(Brief):
Scan the data below for lines holding the word "Lots", and copy each line found.

(Excerpted data):
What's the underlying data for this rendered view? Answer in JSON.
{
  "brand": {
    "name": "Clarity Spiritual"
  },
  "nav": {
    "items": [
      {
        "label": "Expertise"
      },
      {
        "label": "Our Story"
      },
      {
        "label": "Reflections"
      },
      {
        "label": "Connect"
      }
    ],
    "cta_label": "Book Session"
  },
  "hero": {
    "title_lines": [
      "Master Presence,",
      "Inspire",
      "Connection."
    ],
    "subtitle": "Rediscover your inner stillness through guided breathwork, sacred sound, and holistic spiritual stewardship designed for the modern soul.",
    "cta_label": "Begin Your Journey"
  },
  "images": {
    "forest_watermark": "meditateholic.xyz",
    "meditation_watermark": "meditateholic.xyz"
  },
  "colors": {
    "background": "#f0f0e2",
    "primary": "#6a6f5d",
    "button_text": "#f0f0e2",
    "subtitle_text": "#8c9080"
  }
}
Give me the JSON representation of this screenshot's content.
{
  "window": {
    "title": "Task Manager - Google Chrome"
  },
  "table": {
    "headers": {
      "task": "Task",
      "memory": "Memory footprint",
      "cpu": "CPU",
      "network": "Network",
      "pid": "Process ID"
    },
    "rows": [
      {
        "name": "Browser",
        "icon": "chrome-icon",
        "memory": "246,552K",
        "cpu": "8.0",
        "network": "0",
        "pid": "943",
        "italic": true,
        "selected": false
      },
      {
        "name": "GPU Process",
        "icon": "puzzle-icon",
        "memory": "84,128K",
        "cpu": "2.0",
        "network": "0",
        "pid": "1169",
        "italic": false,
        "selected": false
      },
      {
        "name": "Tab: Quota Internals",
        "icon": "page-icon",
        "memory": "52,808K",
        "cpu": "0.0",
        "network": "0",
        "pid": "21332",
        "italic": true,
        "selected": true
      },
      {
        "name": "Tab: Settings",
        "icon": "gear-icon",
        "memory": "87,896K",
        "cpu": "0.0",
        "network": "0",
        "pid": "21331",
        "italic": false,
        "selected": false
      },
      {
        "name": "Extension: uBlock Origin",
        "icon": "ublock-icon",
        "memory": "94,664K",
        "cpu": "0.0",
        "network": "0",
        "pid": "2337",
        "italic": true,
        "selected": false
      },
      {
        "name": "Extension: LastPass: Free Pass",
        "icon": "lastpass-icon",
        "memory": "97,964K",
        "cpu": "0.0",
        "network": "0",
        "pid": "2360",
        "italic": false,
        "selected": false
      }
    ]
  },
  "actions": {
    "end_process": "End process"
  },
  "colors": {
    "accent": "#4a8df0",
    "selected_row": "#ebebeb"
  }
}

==

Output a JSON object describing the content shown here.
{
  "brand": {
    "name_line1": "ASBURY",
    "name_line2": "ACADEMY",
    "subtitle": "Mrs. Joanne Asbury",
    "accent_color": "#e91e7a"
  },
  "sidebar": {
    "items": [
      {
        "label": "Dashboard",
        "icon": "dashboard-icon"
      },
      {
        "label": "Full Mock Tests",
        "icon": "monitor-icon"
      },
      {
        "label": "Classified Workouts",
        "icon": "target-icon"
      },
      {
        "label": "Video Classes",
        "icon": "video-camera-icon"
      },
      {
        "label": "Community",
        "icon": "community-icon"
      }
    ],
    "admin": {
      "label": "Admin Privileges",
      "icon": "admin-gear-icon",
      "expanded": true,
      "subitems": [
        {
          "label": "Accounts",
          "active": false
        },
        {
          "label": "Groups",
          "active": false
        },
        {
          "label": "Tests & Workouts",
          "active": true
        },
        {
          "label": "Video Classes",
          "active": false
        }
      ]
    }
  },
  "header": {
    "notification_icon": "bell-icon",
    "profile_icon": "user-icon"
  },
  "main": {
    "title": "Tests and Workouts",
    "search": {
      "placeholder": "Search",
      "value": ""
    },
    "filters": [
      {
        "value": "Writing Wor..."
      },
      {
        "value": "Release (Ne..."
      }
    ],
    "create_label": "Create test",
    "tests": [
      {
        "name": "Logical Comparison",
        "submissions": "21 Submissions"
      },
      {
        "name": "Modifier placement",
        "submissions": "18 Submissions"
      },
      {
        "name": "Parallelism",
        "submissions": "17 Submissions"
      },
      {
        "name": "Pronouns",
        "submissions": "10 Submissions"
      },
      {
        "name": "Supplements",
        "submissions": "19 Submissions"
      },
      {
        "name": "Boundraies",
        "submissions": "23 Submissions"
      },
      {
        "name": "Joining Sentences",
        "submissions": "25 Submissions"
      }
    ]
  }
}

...

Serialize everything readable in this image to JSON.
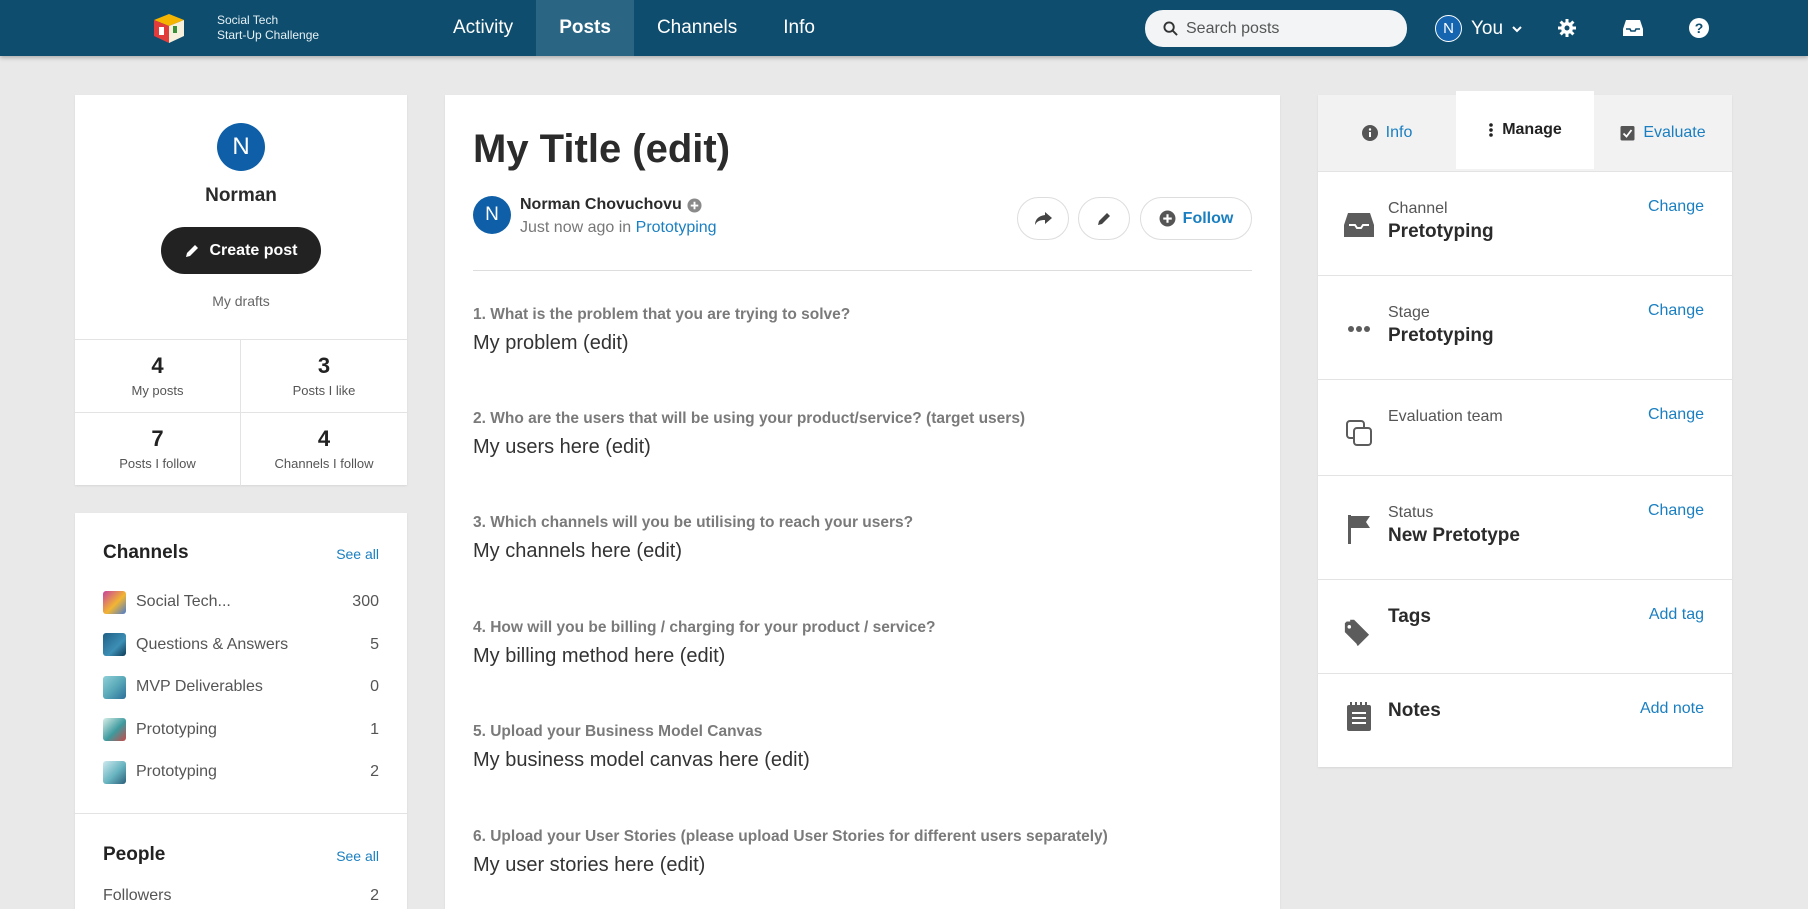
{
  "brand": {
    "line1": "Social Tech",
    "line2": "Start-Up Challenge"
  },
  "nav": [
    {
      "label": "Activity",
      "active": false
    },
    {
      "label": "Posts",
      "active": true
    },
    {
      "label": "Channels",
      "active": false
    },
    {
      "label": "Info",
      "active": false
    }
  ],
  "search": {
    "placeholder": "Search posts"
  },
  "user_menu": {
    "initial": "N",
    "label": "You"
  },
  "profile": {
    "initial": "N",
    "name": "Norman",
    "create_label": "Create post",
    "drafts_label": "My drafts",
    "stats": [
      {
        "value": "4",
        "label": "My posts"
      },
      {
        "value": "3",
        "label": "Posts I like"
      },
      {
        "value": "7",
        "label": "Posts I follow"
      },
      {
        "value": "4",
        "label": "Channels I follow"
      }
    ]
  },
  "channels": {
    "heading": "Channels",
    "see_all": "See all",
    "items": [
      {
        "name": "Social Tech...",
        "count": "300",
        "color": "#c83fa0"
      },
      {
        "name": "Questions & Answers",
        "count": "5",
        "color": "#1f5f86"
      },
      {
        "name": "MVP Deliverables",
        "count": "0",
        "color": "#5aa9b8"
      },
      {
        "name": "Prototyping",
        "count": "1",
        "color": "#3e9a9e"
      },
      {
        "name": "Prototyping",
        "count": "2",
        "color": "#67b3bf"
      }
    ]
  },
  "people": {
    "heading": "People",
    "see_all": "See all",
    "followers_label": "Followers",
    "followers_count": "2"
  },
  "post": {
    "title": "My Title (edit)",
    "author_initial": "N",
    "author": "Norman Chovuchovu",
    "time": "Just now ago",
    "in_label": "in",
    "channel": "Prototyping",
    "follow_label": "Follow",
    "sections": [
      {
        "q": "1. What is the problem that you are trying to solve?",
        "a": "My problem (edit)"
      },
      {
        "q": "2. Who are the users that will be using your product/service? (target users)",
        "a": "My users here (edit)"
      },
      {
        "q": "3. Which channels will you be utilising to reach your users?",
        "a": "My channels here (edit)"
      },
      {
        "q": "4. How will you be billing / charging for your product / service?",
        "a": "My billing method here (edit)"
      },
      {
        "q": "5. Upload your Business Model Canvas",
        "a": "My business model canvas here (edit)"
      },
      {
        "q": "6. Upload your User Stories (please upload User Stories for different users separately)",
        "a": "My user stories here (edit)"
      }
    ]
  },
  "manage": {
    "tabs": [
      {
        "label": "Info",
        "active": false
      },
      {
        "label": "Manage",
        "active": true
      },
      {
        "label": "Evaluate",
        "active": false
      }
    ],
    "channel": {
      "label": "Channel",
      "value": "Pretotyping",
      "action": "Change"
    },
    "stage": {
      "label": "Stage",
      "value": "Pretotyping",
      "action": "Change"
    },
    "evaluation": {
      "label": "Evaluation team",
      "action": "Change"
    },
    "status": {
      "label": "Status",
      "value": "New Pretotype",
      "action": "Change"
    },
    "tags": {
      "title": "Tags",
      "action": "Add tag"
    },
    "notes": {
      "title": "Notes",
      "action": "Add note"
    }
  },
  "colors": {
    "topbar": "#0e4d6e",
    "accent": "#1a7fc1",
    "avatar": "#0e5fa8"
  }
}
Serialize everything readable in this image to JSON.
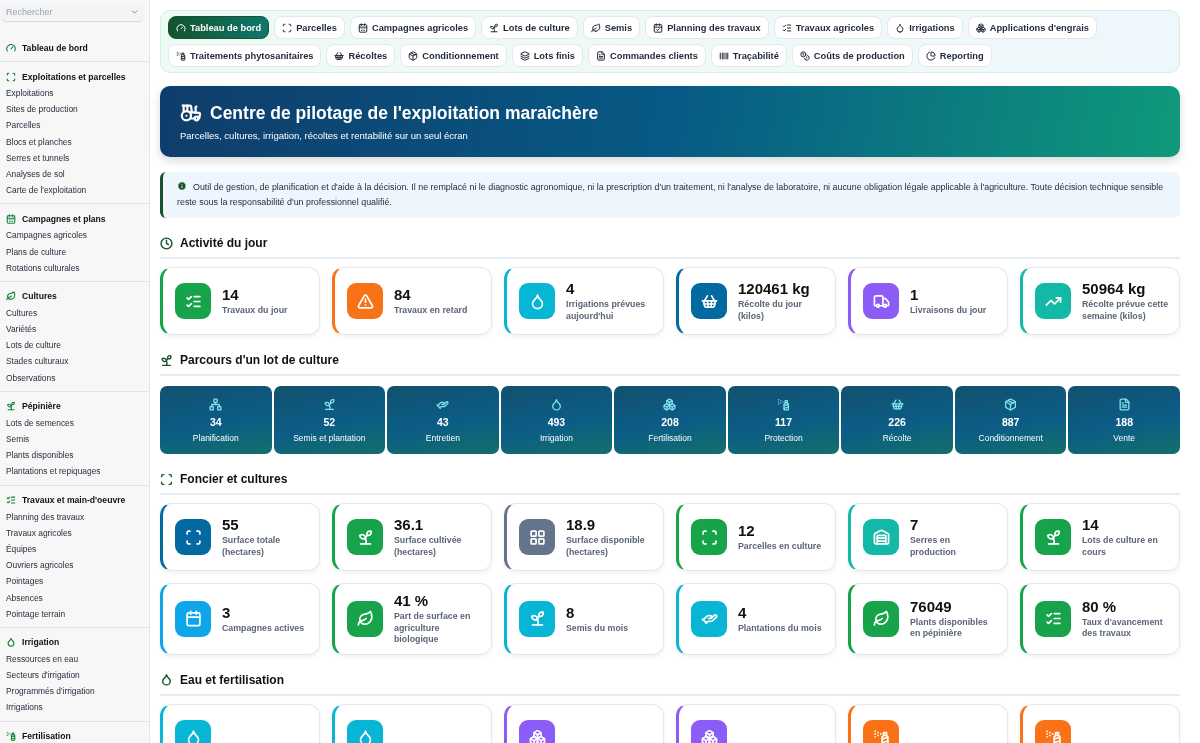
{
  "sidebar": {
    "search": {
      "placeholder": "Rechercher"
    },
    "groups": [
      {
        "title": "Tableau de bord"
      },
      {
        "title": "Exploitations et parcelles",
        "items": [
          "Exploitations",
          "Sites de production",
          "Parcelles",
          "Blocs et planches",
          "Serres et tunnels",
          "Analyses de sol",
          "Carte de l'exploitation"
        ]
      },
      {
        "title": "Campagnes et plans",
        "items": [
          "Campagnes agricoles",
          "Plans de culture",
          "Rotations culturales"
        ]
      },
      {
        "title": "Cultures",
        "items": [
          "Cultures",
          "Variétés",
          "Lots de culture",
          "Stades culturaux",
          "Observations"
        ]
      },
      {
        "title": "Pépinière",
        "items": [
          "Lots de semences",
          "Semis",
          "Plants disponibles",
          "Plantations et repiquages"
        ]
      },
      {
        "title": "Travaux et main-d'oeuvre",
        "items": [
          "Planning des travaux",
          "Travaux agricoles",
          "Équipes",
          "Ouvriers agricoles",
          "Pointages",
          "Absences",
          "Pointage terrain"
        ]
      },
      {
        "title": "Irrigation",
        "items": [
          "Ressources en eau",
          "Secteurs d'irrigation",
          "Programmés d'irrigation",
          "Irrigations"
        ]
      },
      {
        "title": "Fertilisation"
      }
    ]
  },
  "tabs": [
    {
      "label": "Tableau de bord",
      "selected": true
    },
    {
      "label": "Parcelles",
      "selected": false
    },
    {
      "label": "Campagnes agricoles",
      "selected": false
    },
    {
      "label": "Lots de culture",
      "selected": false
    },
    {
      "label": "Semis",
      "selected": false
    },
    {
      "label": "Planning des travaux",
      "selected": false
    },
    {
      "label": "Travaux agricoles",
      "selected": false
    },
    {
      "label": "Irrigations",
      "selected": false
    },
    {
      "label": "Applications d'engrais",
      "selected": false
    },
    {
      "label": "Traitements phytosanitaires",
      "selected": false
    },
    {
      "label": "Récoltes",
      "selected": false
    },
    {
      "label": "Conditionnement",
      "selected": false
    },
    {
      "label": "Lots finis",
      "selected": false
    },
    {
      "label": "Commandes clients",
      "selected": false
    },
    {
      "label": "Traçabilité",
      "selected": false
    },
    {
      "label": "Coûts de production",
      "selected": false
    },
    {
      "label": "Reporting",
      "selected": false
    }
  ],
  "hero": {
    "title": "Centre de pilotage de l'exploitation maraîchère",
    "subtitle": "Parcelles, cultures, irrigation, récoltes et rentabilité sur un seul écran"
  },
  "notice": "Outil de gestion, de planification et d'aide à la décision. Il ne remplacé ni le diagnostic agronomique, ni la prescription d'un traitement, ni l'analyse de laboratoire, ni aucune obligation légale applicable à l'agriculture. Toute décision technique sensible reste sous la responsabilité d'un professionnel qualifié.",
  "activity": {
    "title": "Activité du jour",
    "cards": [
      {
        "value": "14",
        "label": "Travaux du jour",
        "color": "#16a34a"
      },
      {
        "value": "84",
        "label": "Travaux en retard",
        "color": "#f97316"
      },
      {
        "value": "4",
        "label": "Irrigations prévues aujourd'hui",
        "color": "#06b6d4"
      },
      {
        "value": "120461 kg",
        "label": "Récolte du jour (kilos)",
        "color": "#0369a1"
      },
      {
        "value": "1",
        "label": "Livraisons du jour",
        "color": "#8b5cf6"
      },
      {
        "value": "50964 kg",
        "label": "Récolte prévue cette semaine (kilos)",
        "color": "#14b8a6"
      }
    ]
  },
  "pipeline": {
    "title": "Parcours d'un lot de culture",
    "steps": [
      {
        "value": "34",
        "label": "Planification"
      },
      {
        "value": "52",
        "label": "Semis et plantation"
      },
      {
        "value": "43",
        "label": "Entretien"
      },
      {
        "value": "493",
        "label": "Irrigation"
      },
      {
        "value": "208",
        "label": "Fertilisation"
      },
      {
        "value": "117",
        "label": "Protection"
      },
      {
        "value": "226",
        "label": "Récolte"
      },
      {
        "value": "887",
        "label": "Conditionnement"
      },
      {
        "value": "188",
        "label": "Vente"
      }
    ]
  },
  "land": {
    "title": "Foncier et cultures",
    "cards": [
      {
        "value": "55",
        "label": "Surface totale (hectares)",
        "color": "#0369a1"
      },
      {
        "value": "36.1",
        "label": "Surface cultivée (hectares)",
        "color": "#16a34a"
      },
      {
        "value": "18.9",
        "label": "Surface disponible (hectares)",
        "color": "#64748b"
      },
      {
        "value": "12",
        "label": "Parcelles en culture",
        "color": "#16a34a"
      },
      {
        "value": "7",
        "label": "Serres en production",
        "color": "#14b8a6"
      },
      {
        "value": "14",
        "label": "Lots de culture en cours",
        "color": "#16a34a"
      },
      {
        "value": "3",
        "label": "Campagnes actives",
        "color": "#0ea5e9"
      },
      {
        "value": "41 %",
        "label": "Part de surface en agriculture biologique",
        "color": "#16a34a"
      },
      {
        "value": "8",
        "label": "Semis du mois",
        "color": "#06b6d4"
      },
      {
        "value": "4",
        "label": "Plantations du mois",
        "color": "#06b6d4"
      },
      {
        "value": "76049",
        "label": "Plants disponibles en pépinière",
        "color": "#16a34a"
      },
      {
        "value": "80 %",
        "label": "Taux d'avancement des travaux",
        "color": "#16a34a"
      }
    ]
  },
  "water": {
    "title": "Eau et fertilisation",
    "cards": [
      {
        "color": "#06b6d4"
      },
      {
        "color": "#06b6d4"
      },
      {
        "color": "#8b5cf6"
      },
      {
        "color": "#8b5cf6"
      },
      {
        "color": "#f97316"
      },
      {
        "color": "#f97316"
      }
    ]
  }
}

(Response below):
          "Lots de culture",
          "Lots de semences",
      "label": "Lots de culture",
      "label": "Lots finis",
        "label": "Lots de culture en cours",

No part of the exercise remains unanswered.